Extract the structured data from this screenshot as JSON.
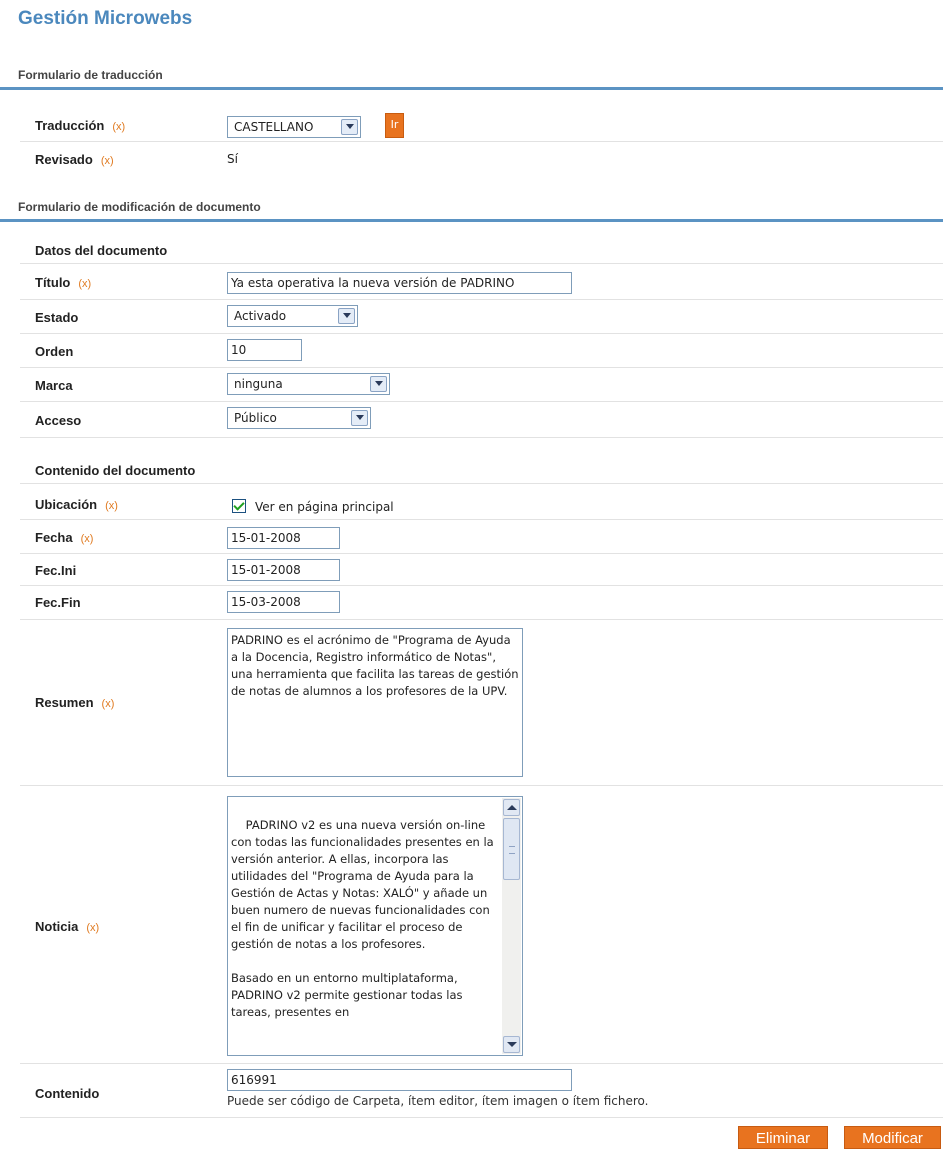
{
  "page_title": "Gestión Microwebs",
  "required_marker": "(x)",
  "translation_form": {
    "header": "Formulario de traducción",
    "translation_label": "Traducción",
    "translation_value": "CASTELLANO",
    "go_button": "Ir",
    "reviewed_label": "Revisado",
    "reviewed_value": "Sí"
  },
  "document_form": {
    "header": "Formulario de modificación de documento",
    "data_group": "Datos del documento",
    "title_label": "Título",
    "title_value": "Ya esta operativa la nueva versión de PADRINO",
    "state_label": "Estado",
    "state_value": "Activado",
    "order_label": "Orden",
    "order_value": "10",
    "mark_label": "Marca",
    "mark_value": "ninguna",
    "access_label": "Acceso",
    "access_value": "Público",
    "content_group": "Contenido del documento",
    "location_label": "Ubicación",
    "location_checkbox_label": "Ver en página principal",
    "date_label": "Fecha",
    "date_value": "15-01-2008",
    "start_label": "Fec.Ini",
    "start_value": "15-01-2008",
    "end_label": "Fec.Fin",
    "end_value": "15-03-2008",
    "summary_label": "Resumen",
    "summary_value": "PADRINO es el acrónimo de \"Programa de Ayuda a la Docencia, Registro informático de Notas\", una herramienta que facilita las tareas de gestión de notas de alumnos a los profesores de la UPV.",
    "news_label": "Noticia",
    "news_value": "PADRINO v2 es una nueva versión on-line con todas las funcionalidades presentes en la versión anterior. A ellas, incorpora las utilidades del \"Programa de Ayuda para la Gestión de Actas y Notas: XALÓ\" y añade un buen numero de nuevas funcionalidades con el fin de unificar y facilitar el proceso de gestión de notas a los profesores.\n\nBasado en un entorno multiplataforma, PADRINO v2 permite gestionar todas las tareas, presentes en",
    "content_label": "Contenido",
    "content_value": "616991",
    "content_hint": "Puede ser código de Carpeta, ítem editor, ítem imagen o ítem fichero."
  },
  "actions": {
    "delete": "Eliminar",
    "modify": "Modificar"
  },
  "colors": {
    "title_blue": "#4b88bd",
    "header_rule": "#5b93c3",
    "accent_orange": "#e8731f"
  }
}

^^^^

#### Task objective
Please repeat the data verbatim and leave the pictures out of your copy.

#### Task answer
Extract the structured data from this screenshot as JSON.
{
  "page_title": "Gestión Microwebs",
  "required_marker": "(x)",
  "translation_form": {
    "header": "Formulario de traducción",
    "translation_label": "Traducción",
    "translation_value": "CASTELLANO",
    "go_button": "Ir",
    "reviewed_label": "Revisado",
    "reviewed_value": "Sí"
  },
  "document_form": {
    "header": "Formulario de modificación de documento",
    "data_group": "Datos del documento",
    "title_label": "Título",
    "title_value": "Ya esta operativa la nueva versión de PADRINO",
    "state_label": "Estado",
    "state_value": "Activado",
    "order_label": "Orden",
    "order_value": "10",
    "mark_label": "Marca",
    "mark_value": "ninguna",
    "access_label": "Acceso",
    "access_value": "Público",
    "content_group": "Contenido del documento",
    "location_label": "Ubicación",
    "location_checkbox_label": "Ver en página principal",
    "date_label": "Fecha",
    "date_value": "15-01-2008",
    "start_label": "Fec.Ini",
    "start_value": "15-01-2008",
    "end_label": "Fec.Fin",
    "end_value": "15-03-2008",
    "summary_label": "Resumen",
    "summary_value": "PADRINO es el acrónimo de \"Programa de Ayuda a la Docencia, Registro informático de Notas\", una herramienta que facilita las tareas de gestión de notas de alumnos a los profesores de la UPV.",
    "news_label": "Noticia",
    "news_value": "PADRINO v2 es una nueva versión on-line con todas las funcionalidades presentes en la versión anterior. A ellas, incorpora las utilidades del \"Programa de Ayuda para la Gestión de Actas y Notas: XALÓ\" y añade un buen numero de nuevas funcionalidades con el fin de unificar y facilitar el proceso de gestión de notas a los profesores.\n\nBasado en un entorno multiplataforma, PADRINO v2 permite gestionar todas las tareas, presentes en",
    "content_label": "Contenido",
    "content_value": "616991",
    "content_hint": "Puede ser código de Carpeta, ítem editor, ítem imagen o ítem fichero."
  },
  "actions": {
    "delete": "Eliminar",
    "modify": "Modificar"
  },
  "colors": {
    "title_blue": "#4b88bd",
    "header_rule": "#5b93c3",
    "accent_orange": "#e8731f"
  }
}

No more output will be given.